EXERCISE INPUT:
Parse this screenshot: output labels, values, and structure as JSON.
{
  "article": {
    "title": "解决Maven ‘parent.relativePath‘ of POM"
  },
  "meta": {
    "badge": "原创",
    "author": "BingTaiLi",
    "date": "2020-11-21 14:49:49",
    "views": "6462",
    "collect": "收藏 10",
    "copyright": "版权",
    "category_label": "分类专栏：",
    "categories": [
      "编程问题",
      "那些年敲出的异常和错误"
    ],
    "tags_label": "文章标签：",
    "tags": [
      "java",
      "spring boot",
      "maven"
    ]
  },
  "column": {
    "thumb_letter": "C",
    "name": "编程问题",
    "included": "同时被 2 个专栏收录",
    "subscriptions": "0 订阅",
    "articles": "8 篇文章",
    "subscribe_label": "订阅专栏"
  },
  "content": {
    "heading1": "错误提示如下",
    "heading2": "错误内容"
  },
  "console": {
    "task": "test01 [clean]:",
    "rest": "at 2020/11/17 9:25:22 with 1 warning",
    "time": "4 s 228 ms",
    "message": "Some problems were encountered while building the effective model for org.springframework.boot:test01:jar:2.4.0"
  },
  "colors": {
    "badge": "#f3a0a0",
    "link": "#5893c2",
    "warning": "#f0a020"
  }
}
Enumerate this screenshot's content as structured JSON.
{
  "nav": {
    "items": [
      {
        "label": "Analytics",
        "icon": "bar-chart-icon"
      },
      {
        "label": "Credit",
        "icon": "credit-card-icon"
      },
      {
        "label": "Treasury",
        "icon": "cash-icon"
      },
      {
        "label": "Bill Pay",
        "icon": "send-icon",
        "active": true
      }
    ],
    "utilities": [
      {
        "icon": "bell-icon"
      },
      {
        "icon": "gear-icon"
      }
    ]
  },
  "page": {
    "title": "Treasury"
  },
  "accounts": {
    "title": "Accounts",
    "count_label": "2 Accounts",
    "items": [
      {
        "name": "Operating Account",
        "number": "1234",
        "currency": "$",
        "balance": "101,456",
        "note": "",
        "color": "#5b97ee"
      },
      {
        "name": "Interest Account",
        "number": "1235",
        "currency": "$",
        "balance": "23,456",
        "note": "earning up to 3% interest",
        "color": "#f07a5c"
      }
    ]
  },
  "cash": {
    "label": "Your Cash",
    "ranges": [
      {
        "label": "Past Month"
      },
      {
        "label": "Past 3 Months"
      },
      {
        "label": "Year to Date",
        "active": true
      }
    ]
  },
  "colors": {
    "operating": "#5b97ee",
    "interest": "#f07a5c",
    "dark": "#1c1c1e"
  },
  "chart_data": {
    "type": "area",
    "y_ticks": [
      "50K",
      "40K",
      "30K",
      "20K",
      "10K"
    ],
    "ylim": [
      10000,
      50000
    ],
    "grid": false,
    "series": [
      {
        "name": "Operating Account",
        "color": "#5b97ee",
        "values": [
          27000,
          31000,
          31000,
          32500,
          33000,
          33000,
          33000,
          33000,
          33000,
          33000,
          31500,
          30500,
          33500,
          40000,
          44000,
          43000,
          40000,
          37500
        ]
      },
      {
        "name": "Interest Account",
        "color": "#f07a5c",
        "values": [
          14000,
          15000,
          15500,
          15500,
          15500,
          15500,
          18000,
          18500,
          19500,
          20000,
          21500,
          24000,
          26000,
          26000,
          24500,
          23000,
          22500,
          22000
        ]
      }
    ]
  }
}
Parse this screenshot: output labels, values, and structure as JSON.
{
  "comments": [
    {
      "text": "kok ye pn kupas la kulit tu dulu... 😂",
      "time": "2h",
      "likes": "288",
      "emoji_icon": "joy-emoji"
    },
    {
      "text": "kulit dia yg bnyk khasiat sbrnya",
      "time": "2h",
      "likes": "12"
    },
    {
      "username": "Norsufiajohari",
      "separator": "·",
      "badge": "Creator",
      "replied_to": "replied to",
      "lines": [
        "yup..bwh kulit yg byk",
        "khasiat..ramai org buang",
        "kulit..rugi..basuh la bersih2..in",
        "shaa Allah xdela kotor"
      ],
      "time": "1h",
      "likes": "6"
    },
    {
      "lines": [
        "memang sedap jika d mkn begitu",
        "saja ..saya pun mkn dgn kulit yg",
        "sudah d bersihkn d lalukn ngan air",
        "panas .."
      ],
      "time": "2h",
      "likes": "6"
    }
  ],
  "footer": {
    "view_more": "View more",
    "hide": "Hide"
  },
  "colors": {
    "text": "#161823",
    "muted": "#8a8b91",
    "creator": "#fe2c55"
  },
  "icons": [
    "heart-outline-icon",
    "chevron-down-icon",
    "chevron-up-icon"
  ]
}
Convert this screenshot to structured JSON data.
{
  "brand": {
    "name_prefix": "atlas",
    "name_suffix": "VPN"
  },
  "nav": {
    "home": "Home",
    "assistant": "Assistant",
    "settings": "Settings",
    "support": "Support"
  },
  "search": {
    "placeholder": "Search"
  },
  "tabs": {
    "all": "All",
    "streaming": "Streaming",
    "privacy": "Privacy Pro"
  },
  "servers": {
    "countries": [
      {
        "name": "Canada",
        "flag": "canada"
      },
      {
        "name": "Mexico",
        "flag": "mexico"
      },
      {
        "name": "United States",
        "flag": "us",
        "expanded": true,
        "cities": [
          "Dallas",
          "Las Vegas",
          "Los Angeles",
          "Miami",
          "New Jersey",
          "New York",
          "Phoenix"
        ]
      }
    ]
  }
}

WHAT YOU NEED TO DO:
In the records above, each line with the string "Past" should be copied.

ANSWER AREA:
        "label": "Past Month"
        "label": "Past 3 Months"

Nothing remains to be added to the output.